DCC Type: DCC Fitted
Livery: Colas Rail Freight
Special Features: Digital Sound Fitted
Digital control (DCC) has many advantages
over the conventional DC control. One of the most dramatic bonuses of
operating DCC must be our superb locomotives fitted with sound.
The authentic sounds of the heavy freight
Class 56 locomotive have been digitally captured thus the realistic
sounds of the locomotive’s air horn, with the heavy throb of the Class
56’s diesel motor can be clearly heard as the Hornby model slowly and
deliberately goes about its scheduled duties.
The British Rail Class 56 Type 5 Co-Co
diesel locomotive was first introduced in 1976 to cope with the
increased requirement for heavy freight. British Rail awarded the
contract to design and build these new engines to Brush Traction in
Loughborough who subcontracted the construction to Electroputere in
Romania due to the lack of capacity in their own works.
The initial 30 locomotives to be delivered
from Romania suffered from transit damage and construction deficiencies.
With this in mind the decision was made to build the remainder of the
fleet in the UK. British Rail Engineering Limited were given an order
to produce a further 55 A total of 135 locomotives were built as part
of this Class with the construction being divided between the Doncaster
and Crewe Works.
They were designed using a modified Class 47
bodyshell fitted with a Ruston-Paxman power unit to provide the
capability for heavy haul freight. The “Grids”, as they were nicknamed,

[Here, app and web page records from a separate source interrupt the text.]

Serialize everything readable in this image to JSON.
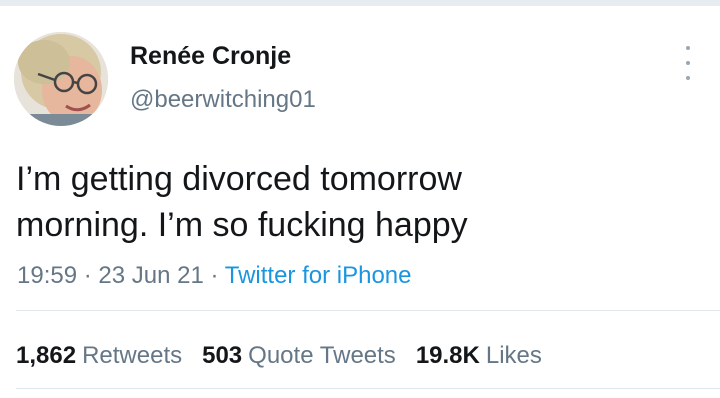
{
  "user": {
    "display_name": "Renée Cronje",
    "handle": "@beerwitching01"
  },
  "tweet": {
    "lines": [
      "I’m getting divorced tomorrow",
      "morning. I’m so fucking happy"
    ],
    "time": "19:59",
    "date": "23 Jun 21",
    "separator": "·",
    "source": "Twitter for iPhone"
  },
  "stats": {
    "retweets_count": "1,862",
    "retweets_label": "Retweets",
    "quotes_count": "503",
    "quotes_label": "Quote Tweets",
    "likes_count": "19.8K",
    "likes_label": "Likes"
  },
  "icons": {
    "more": "more-options-icon",
    "avatar": "avatar"
  },
  "colors": {
    "text_primary": "#14171a",
    "text_secondary": "#657786",
    "link": "#1b95e0",
    "divider": "#e1e8ed"
  }
}
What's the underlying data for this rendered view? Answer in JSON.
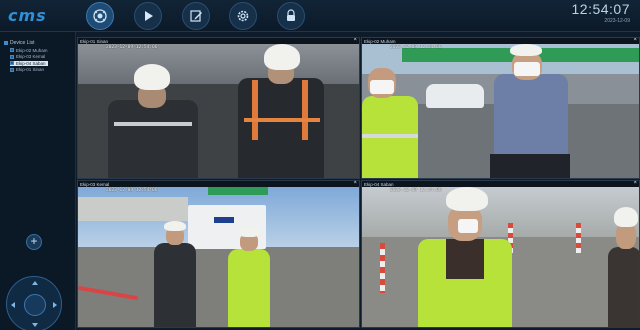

replaced the Class 20 and Class 47 locomotives and commonly undertook
the transportation of iron ore, coal, aggregate and steel. The Class 56
locomotives operated on the Eastern and London Midland Regions where

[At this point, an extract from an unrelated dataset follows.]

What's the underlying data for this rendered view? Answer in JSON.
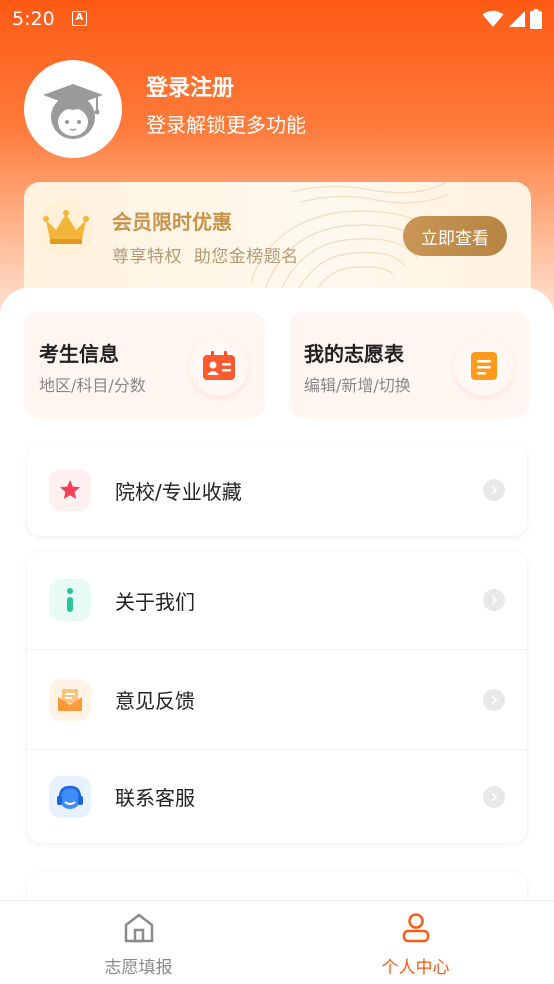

they were used mainly to haul Merry-Go-Round trains and on the Western
Region for aggregate duties.
The first livery used on the Class 56

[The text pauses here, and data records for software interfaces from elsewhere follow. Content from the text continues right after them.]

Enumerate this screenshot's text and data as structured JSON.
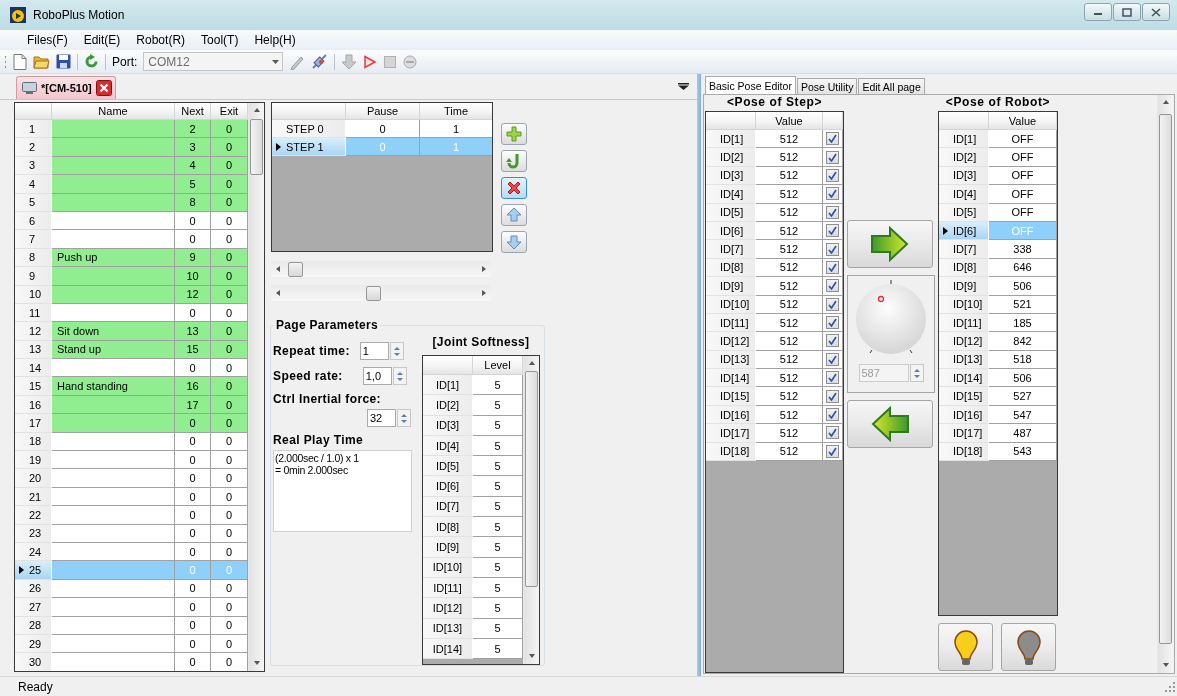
{
  "window": {
    "title": "RoboPlus Motion"
  },
  "menu": [
    "Files(F)",
    "Edit(E)",
    "Robot(R)",
    "Tool(T)",
    "Help(H)"
  ],
  "toolbar": {
    "port_label": "Port:",
    "port": {
      "value": "COM12",
      "disabled": true
    }
  },
  "document_tabs": [
    {
      "label": "*[CM-510]",
      "selected": true
    }
  ],
  "pages_table": {
    "columns": [
      "Name",
      "Next",
      "Exit"
    ],
    "rows": [
      {
        "number": "1",
        "next": "2",
        "exit": "0",
        "filled": true,
        "selected": false
      },
      {
        "number": "2",
        "next": "3",
        "exit": "0",
        "filled": true,
        "selected": false
      },
      {
        "number": "3",
        "next": "4",
        "exit": "0",
        "filled": true,
        "selected": false
      },
      {
        "number": "4",
        "next": "5",
        "exit": "0",
        "filled": true,
        "selected": false
      },
      {
        "number": "5",
        "next": "8",
        "exit": "0",
        "filled": true,
        "selected": false
      },
      {
        "number": "6",
        "next": "0",
        "exit": "0",
        "filled": false,
        "selected": false
      },
      {
        "number": "7",
        "next": "0",
        "exit": "0",
        "filled": false,
        "selected": false
      },
      {
        "number": "8",
        "name": "Push up",
        "next": "9",
        "exit": "0",
        "filled": true,
        "selected": false
      },
      {
        "number": "9",
        "next": "10",
        "exit": "0",
        "filled": true,
        "selected": false
      },
      {
        "number": "10",
        "next": "12",
        "exit": "0",
        "filled": true,
        "selected": false
      },
      {
        "number": "11",
        "next": "0",
        "exit": "0",
        "filled": false,
        "selected": false
      },
      {
        "number": "12",
        "name": "Sit down",
        "next": "13",
        "exit": "0",
        "filled": true,
        "selected": false
      },
      {
        "number": "13",
        "name": "Stand up",
        "next": "15",
        "exit": "0",
        "filled": true,
        "selected": false
      },
      {
        "number": "14",
        "next": "0",
        "exit": "0",
        "filled": false,
        "selected": false
      },
      {
        "number": "15",
        "name": "Hand standing",
        "next": "16",
        "exit": "0",
        "filled": true,
        "selected": false
      },
      {
        "number": "16",
        "next": "17",
        "exit": "0",
        "filled": true,
        "selected": false
      },
      {
        "number": "17",
        "next": "0",
        "exit": "0",
        "filled": true,
        "selected": false
      },
      {
        "number": "18",
        "next": "0",
        "exit": "0",
        "filled": false,
        "selected": false
      },
      {
        "number": "19",
        "next": "0",
        "exit": "0",
        "filled": false,
        "selected": false
      },
      {
        "number": "20",
        "next": "0",
        "exit": "0",
        "filled": false,
        "selected": false
      },
      {
        "number": "21",
        "next": "0",
        "exit": "0",
        "filled": false,
        "selected": false
      },
      {
        "number": "22",
        "next": "0",
        "exit": "0",
        "filled": false,
        "selected": false
      },
      {
        "number": "23",
        "next": "0",
        "exit": "0",
        "filled": false,
        "selected": false
      },
      {
        "number": "24",
        "next": "0",
        "exit": "0",
        "filled": false,
        "selected": false
      },
      {
        "number": "25",
        "next": "0",
        "exit": "0",
        "filled": false,
        "selected": true
      },
      {
        "number": "26",
        "next": "0",
        "exit": "0",
        "filled": false,
        "selected": false
      },
      {
        "number": "27",
        "next": "0",
        "exit": "0",
        "filled": false,
        "selected": false
      },
      {
        "number": "28",
        "next": "0",
        "exit": "0",
        "filled": false,
        "selected": false
      },
      {
        "number": "29",
        "next": "0",
        "exit": "0",
        "filled": false,
        "selected": false
      },
      {
        "number": "30",
        "next": "0",
        "exit": "0",
        "filled": false,
        "selected": false
      }
    ]
  },
  "steps_table": {
    "columns": [
      "Pause",
      "Time"
    ],
    "rows": [
      {
        "label": "STEP 0",
        "pause": "0",
        "time": "1",
        "selected": false
      },
      {
        "label": "STEP 1",
        "pause": "0",
        "time": "1",
        "selected": true
      }
    ]
  },
  "step_buttons": [
    {
      "kind": "add",
      "focused": false
    },
    {
      "kind": "insert",
      "focused": false
    },
    {
      "kind": "delete",
      "focused": true
    },
    {
      "kind": "up",
      "focused": false
    },
    {
      "kind": "down",
      "focused": false
    }
  ],
  "page_parameters": {
    "title": "Page Parameters",
    "repeat_time": {
      "label": "Repeat time:",
      "value": "1"
    },
    "speed_rate": {
      "label": "Speed rate:",
      "value": "1,0"
    },
    "ctrl_inertial_force": {
      "label": "Ctrl Inertial force:",
      "value": "32"
    },
    "real_play_time": {
      "label": "Real Play Time",
      "lines": [
        "(2.000sec / 1.0) x 1",
        "= 0min 2.000sec"
      ]
    }
  },
  "joint_softness": {
    "title": "[Joint Softness]",
    "columns": [
      "Level"
    ],
    "rows": [
      {
        "id": "ID[1]",
        "value": "5"
      },
      {
        "id": "ID[2]",
        "value": "5"
      },
      {
        "id": "ID[3]",
        "value": "5"
      },
      {
        "id": "ID[4]",
        "value": "5"
      },
      {
        "id": "ID[5]",
        "value": "5"
      },
      {
        "id": "ID[6]",
        "value": "5"
      },
      {
        "id": "ID[7]",
        "value": "5"
      },
      {
        "id": "ID[8]",
        "value": "5"
      },
      {
        "id": "ID[9]",
        "value": "5"
      },
      {
        "id": "ID[10]",
        "value": "5"
      },
      {
        "id": "ID[11]",
        "value": "5"
      },
      {
        "id": "ID[12]",
        "value": "5"
      },
      {
        "id": "ID[13]",
        "value": "5"
      },
      {
        "id": "ID[14]",
        "value": "5"
      }
    ]
  },
  "pose_tabs": [
    {
      "label": "Basic Pose Editor",
      "selected": true
    },
    {
      "label": "Pose Utility",
      "selected": false
    },
    {
      "label": "Edit All page",
      "selected": false
    }
  ],
  "pose_of_step": {
    "title": "<Pose of Step>",
    "columns": [
      "Value"
    ],
    "rows": [
      {
        "id": "ID[1]",
        "value": "512",
        "checked": true
      },
      {
        "id": "ID[2]",
        "value": "512",
        "checked": true
      },
      {
        "id": "ID[3]",
        "value": "512",
        "checked": true
      },
      {
        "id": "ID[4]",
        "value": "512",
        "checked": true
      },
      {
        "id": "ID[5]",
        "value": "512",
        "checked": true
      },
      {
        "id": "ID[6]",
        "value": "512",
        "checked": true
      },
      {
        "id": "ID[7]",
        "value": "512",
        "checked": true
      },
      {
        "id": "ID[8]",
        "value": "512",
        "checked": true
      },
      {
        "id": "ID[9]",
        "value": "512",
        "checked": true
      },
      {
        "id": "ID[10]",
        "value": "512",
        "checked": true
      },
      {
        "id": "ID[11]",
        "value": "512",
        "checked": true
      },
      {
        "id": "ID[12]",
        "value": "512",
        "checked": true
      },
      {
        "id": "ID[13]",
        "value": "512",
        "checked": true
      },
      {
        "id": "ID[14]",
        "value": "512",
        "checked": true
      },
      {
        "id": "ID[15]",
        "value": "512",
        "checked": true
      },
      {
        "id": "ID[16]",
        "value": "512",
        "checked": true
      },
      {
        "id": "ID[17]",
        "value": "512",
        "checked": true
      },
      {
        "id": "ID[18]",
        "value": "512",
        "checked": true
      }
    ]
  },
  "knob": {
    "value": "587",
    "disabled": true
  },
  "pose_of_robot": {
    "title": "<Pose of Robot>",
    "columns": [
      "Value"
    ],
    "rows": [
      {
        "id": "ID[1]",
        "value": "OFF",
        "selected": false
      },
      {
        "id": "ID[2]",
        "value": "OFF",
        "selected": false
      },
      {
        "id": "ID[3]",
        "value": "OFF",
        "selected": false
      },
      {
        "id": "ID[4]",
        "value": "OFF",
        "selected": false
      },
      {
        "id": "ID[5]",
        "value": "OFF",
        "selected": false
      },
      {
        "id": "ID[6]",
        "value": "OFF",
        "selected": true
      },
      {
        "id": "ID[7]",
        "value": "338",
        "selected": false
      },
      {
        "id": "ID[8]",
        "value": "646",
        "selected": false
      },
      {
        "id": "ID[9]",
        "value": "506",
        "selected": false
      },
      {
        "id": "ID[10]",
        "value": "521",
        "selected": false
      },
      {
        "id": "ID[11]",
        "value": "185",
        "selected": false
      },
      {
        "id": "ID[12]",
        "value": "842",
        "selected": false
      },
      {
        "id": "ID[13]",
        "value": "518",
        "selected": false
      },
      {
        "id": "ID[14]",
        "value": "506",
        "selected": false
      },
      {
        "id": "ID[15]",
        "value": "527",
        "selected": false
      },
      {
        "id": "ID[16]",
        "value": "547",
        "selected": false
      },
      {
        "id": "ID[17]",
        "value": "487",
        "selected": false
      },
      {
        "id": "ID[18]",
        "value": "543",
        "selected": false
      }
    ]
  },
  "status_bar": "Ready"
}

locomotives was BR Blue, followed by the BR “Large Logo”. Since those
times numerous other liveries have graced the Class 56 locomotives
including “Dutch”, Trainload Coal and Metals, Loadhaul, Transrail, early
“EW&S” and the revised “EWS” logo and now Colas Rail Freight.
The introduction of the Class 60 locomotives
saw a gradual reduction in the use of the Class 56 locomotives and with
the arrival of the Class 66 locomotives the Class 56 fleet ceased
operating and were placed into storage in 2004. The majority of the
locomotives remain in various depots around the UK although some have
been reinstated and used on projects in France. A few were also
refurbished for “Fastline”, which ceased operating in 2010.
56 094 entered service in August 1981and
carried the BR Blue livery with the large white arrows emblazoned on
each side. Later 56094 received the livery markings of Railfreight Coal
SubSector and named on the 30 April 1993, ‘Eggborough Power Station’, a
name it kept until the 30 April 2004. After the fleet was purchased by
EWS the colour scheme changed to EWS red, however when DB Schenker
purchased EWS 56094 was sold to European Metal Recycling from where
Colas obtained the locomotive and returned 56094 back into freight
service but this time bearing the house colours of Colas Rail, a livery
that it still carries to this day.
The superb and superior Hornby model is
powered by a 5 pole skew wound motor and together with a heavy chassis
is capable of handling very large loads. The LokSound decoder provides
a large number of unmistakable and evocative sounds associated with this
class of locomotive.
Colour and contents of products may vary
from those illustrated